- Maintenance of wakefulness tests: To measure your alertness and ability to stay awake during the day.
- Actigraphy: A wristwatch-like device worn for several days keeps track of when you sleep.
Your treatment plan depends on the diagnosis and the cause of your sleep disorder. It may include any of the following options:
- Lifestyle changes – such as losing weight and developing healthier sleeping habits
- Melatonin – the natural hormone produced by your body to make you sleepy
- Prescription medications
- Light therapy
- Oral appliances – such as a mouth guard
- CPAP – continuous positive airway pressure mask often helps people with sleep apnea
- Surgery – may be an option in cases where tissue growth or structures cause the problem
- Therapy – to address behavioral or emotional causes
Important Information About Sleep Apnea
Sleep apnea is one of the most common sleep disorders and potentially one of the most serious. While it’s often associated with obesity, 30% of those diagnosed with sleep apnea are not overweight. The disruption of oxygen while you sleep may cause depression, anxiety, learning or memory difficulties and excessive daytime sleepiness. It may also result in high blood pressure and increase your risk of heart attack or stroke.
Skilled services in the Sleep Center at McDowell Hospital are provided by a multidisciplinary team of physicians and technicians experienced in the diverse aspects of sleep disorders:
- Registered polysomnographic technologists
- American Board of Sleep Medicine Diplomates
Appointments and Information
If you have any questions or would like to make an appointment at the Sleep Center, please call 828-659-5216, or contact us using our convenient online form.
Even though you do not need a referral, we encourage you to talk to your primary care provider about what is best for you.
Office hours are Monday through Friday, 8:30 am to 5:00 pm
Extended hours as sleep studies are scheduled
The Sleep Center at McDowell Hospital
430 Rankin Dr.
Marion, NC 28752
How to Prepare for a Sleep Study
During your sleep study, you’ll stay in a private room that’s monitored from an adjacent control room by a trained sleep technologist. Expect to be at the Sleep Center for about eight to ten hours, unless additional tests have been ordered. A more accurate diagnosis will be obtained if you follow these steps before your sleep study:
- Diet: Do not drink any type of beverage containing caffeine on the afternoon or evening of your sleep study.
- Hair: Be sure that your hair is clean, dry and free of hair sprays, gels and oils because water-soluble paste will be used to secure electronic leads to your scalp.
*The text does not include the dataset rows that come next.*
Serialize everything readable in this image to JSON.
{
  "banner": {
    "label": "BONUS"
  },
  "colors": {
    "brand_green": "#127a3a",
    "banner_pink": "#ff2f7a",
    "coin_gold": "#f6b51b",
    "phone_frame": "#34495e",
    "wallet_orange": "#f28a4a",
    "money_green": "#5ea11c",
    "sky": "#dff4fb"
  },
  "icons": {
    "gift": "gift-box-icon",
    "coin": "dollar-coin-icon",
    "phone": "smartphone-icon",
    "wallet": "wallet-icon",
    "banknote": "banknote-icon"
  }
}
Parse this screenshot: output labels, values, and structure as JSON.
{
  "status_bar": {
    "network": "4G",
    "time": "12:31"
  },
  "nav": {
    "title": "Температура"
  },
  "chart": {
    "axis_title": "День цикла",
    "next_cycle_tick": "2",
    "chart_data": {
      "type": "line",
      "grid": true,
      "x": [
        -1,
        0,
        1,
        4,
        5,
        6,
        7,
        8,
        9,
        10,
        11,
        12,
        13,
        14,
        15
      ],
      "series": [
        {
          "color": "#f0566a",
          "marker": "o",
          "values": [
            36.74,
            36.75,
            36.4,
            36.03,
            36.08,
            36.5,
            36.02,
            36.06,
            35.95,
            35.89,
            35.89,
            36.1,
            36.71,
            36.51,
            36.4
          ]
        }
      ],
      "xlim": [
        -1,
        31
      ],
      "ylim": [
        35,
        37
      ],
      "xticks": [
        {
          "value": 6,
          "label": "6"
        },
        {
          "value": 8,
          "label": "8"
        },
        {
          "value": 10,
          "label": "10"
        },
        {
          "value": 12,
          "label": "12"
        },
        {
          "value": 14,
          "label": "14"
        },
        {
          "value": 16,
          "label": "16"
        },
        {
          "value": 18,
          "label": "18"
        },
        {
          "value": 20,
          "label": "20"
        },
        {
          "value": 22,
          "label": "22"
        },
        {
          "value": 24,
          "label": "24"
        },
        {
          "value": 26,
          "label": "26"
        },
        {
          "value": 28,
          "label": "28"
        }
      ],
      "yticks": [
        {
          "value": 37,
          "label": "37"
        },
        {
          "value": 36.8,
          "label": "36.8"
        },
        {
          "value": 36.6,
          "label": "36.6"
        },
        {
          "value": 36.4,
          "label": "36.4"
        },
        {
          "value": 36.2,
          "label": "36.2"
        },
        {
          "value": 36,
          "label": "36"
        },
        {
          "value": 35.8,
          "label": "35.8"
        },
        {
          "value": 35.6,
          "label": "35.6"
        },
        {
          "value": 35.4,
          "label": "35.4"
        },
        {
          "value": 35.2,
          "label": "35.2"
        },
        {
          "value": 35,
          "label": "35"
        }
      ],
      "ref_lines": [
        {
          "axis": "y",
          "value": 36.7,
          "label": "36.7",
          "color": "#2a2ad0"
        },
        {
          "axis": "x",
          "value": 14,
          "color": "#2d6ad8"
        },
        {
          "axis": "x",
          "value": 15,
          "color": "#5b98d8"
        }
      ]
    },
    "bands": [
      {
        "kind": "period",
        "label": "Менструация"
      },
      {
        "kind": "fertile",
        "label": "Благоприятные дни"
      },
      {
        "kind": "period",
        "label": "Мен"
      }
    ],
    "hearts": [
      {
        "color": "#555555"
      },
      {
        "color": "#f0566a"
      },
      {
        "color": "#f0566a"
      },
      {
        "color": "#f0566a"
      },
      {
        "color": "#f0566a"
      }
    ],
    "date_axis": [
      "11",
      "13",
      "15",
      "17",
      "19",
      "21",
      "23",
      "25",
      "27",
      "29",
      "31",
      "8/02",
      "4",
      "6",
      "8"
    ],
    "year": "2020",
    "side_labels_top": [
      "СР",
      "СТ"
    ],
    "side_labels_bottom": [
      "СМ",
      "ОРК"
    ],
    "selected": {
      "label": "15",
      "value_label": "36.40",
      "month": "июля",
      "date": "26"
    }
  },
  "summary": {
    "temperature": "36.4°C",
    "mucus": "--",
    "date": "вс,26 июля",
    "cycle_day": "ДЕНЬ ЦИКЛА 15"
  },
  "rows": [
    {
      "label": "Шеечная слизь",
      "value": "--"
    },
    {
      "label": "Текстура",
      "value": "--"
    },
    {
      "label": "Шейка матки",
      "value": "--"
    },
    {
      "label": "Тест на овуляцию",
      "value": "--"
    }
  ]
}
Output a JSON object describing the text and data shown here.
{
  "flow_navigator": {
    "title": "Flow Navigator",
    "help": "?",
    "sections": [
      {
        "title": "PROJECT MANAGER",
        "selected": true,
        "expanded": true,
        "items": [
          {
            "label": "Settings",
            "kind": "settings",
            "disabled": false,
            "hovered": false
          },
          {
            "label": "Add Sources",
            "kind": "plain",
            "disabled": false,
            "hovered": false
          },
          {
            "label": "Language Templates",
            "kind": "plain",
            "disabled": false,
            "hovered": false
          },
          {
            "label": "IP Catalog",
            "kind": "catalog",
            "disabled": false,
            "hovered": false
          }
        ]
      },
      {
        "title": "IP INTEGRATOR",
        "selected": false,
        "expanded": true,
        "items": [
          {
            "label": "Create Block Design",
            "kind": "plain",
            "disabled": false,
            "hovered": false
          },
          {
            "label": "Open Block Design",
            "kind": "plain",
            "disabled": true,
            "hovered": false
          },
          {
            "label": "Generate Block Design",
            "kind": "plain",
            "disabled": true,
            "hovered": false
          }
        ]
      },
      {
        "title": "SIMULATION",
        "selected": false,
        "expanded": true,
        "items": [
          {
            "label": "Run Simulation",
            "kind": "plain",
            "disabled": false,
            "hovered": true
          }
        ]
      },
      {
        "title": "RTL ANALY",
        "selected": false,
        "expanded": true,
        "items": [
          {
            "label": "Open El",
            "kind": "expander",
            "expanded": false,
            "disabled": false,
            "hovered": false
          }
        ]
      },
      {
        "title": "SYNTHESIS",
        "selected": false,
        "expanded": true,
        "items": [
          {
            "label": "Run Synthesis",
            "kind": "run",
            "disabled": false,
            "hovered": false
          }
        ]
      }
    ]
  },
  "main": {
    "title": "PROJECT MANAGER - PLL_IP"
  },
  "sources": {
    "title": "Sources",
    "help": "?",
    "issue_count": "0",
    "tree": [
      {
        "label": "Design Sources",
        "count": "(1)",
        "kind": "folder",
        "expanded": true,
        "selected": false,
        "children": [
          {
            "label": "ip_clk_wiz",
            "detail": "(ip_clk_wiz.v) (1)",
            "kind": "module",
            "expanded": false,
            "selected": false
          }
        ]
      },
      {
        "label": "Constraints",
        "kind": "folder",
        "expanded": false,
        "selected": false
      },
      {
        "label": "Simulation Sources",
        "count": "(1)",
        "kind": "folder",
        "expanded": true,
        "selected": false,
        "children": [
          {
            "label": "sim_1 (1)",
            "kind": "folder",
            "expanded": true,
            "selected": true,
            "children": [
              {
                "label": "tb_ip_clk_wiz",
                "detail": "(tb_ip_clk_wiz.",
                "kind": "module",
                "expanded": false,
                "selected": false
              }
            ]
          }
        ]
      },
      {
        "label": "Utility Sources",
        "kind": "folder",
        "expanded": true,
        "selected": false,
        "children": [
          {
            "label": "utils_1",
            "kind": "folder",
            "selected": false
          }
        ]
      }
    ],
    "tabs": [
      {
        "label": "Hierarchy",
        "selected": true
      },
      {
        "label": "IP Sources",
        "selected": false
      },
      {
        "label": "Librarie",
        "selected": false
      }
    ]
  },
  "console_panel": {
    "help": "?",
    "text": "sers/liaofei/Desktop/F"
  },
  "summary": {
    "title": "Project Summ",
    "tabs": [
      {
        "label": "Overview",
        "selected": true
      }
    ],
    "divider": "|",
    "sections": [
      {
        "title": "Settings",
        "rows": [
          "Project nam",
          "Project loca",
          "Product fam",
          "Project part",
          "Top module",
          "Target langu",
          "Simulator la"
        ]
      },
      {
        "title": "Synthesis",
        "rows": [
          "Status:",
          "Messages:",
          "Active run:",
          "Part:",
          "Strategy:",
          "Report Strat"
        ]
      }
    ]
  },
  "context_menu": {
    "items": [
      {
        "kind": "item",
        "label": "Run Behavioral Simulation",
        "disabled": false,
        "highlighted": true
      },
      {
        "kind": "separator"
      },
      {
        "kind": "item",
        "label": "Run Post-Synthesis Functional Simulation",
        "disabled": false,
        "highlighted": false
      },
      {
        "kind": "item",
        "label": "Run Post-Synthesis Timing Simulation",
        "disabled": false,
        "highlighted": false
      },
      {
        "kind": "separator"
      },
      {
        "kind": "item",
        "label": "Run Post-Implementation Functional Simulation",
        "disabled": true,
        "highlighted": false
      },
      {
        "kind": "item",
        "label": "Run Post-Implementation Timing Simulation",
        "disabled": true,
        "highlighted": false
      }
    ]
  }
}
Following your sleep study, we will provide shampoo and soap so that you may wash the paste out of your hair.
- Clothing: Bring loose, comfortable clothing to sleep in.
- Pillow: Feel free to bring your own pillow from home.
- Medications: Bring all of your prescribed medications with you, even if you do not need to take them during your visit to the Sleep Center. In addition, bring over-the-counter medications such as Tylenol or antacids that you might normally take at night.
- Sleep Diary: If you received a sleep diary, please complete it for the days immediately prior to your sleep study and bring it with you.
- Smoking: Smoking is prohibited in McDowell Hospital. Please let us know if you feel you will have difficulty complying with this policy.